October 31,2013 thunderstorm event with wind gusts were 56 mph maximum in Springfield Ohio with rain. Silver Maple Acer saccharinum had a complete "branch failure" event. So why did this happen and could this be prevented?
The tree had decay at its scaffolding limbs. Trees and branch's that fail, for the most part are ones with pre-existing defects. This tree if it was visited prior to failure would have provided a signs and clues of decay like a swollen root flare. This tree also would have "Sounded" hollow by tapping the trees trunk with a rubber mallet, which would have been a "Red Flag" to do a further investigation of what kind of rot or decay.
Over time, trees swaying in the wind develop extra strength to withstand directional forces. If conditions are consistent, trees will initiate changes in their development to compensate for these loading patterns. They are biologically engineered to adjust to external loading, under normal conditions. This fiber strength can minimize the impact of external forces, unless they are excessive, such as during a storm. Typically, these loads come from wind.
In this case, this tree had a serious decay called "Brown Rot" which is quite aggressive rot that removes cellulose and hemicellulose which creates the trees load bearing capacity to a low load break strength.
The general rule is that stems can bear loads as along as the that stem
"remaining sound wood thickness surrounding the internal cavity is more than 1/6” the trunk diameter or 1/3 the radius, then the tree is consider not likely to fail under normal conditions”

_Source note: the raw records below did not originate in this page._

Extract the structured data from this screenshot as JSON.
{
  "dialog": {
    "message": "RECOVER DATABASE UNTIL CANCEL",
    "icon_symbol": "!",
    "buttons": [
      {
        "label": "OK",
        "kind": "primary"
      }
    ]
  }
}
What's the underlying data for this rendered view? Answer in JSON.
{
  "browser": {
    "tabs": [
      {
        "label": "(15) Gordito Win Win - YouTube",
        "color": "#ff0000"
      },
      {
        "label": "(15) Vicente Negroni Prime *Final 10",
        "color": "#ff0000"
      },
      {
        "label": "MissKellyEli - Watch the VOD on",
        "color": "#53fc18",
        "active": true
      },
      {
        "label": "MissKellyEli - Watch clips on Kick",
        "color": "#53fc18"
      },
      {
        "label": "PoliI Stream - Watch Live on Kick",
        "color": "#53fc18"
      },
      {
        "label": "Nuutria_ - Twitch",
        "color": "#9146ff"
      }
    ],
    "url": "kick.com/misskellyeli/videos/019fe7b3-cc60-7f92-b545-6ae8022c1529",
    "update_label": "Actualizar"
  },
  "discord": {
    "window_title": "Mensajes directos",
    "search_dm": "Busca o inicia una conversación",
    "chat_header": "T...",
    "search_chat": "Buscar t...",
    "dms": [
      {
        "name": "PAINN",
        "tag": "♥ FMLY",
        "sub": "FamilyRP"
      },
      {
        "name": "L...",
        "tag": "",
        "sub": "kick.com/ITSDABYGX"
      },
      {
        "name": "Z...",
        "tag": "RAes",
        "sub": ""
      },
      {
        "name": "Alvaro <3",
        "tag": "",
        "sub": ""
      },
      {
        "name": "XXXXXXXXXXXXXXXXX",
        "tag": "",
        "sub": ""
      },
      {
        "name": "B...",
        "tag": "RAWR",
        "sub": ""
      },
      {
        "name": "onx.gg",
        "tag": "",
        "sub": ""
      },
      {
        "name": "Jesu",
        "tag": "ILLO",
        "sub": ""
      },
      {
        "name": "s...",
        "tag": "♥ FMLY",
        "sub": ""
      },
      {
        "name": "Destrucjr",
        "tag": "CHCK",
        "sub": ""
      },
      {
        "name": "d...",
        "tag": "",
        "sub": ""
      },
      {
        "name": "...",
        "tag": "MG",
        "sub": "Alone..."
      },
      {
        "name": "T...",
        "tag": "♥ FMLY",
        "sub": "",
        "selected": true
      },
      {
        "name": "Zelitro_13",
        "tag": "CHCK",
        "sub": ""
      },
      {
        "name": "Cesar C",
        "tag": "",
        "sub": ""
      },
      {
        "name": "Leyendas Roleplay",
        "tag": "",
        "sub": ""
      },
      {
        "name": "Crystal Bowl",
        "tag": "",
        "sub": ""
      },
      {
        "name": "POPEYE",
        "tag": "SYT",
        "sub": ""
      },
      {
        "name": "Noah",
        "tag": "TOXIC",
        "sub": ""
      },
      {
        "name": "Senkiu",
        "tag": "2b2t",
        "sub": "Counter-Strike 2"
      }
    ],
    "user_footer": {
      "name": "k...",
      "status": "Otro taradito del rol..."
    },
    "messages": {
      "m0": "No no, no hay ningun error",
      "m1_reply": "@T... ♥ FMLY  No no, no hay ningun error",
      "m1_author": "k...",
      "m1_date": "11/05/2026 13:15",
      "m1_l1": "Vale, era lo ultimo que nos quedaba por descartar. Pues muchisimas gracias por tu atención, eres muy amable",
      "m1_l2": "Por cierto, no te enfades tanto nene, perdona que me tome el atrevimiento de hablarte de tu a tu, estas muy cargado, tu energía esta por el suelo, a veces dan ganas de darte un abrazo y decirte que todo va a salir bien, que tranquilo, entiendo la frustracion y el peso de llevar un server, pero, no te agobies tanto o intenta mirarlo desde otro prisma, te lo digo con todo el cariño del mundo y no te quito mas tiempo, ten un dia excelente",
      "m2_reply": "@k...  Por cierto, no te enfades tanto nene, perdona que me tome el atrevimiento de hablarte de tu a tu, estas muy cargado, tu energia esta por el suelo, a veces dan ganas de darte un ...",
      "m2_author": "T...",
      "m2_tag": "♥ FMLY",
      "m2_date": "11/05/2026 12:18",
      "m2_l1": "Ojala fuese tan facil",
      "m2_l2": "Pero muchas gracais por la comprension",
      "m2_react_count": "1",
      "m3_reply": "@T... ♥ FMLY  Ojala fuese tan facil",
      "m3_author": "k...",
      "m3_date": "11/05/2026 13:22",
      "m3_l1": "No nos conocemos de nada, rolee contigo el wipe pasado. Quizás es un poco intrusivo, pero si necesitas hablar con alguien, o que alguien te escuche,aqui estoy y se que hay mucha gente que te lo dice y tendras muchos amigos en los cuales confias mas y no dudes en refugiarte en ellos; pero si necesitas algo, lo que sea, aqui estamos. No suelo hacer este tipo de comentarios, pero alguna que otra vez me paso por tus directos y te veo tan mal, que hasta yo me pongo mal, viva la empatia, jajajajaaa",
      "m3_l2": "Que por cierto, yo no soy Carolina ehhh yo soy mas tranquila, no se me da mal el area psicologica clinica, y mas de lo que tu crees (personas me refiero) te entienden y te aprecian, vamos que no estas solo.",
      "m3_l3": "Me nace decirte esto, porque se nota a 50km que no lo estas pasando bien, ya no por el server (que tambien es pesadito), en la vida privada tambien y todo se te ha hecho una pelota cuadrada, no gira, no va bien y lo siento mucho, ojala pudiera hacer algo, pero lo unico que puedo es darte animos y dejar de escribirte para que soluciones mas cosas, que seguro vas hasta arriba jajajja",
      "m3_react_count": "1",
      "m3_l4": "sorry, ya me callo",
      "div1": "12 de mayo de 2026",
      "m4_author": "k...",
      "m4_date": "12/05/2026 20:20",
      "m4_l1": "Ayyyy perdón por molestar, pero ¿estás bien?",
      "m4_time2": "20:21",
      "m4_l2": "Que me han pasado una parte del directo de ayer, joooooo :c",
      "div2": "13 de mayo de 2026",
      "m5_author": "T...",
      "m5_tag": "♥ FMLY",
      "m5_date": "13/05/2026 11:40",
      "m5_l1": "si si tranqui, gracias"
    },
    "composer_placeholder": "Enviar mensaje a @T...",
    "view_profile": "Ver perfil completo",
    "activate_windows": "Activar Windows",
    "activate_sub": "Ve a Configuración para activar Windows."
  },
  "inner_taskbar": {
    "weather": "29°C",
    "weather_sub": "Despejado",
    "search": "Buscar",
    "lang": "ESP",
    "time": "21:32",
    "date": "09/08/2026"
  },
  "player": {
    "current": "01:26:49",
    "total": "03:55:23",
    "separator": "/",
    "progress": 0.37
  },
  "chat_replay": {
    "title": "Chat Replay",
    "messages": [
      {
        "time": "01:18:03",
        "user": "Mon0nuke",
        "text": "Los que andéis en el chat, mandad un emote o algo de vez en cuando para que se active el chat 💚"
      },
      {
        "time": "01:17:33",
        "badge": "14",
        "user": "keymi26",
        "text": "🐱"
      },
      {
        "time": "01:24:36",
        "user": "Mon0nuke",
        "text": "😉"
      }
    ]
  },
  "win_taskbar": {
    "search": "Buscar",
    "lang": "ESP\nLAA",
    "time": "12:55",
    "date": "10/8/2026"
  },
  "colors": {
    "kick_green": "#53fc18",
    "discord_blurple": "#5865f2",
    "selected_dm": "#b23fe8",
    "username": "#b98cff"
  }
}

In this case, the tree loss could have been horrific loss of life and was totally preventable. A qualified "Certified Arborist" with the "TRAQ"(Tree Risk Assessment Qualification) knows to look for "Indicators" of potential failure. These indicators can in some cases be mitigated or adjust the likelihood of failure.
Healthy trees under normal dynamic loading like 56 mph are perfectible capable of dealing with weather events like this.
A healthy tree is the best defense to any challenge the tree may face in its lifetime. Appropriate watering and fertilization improves root growth and structure, making the tree more
One key to dealing with the challenges of storm damage is to consult a qualified tree service. Finding a qualified tree care professional is important protection for the property owner. Sometimes less credible companies follow storms to take advantage of a bad situation. Knowing how to hire a reputable arborist can protect a property owner from being victimized.
A professionally trained arborist can determine if a tree can be saved. Even if the tree must be removed, safety and training are needed to prevent additional damage or injury from the removal.
An International Society of Arboriculture Certified Arborist can help save a tree or improve the risk situations that follow storms.
Also, choosing an accredited company brings the highest level of standards for client satisfaction and safety.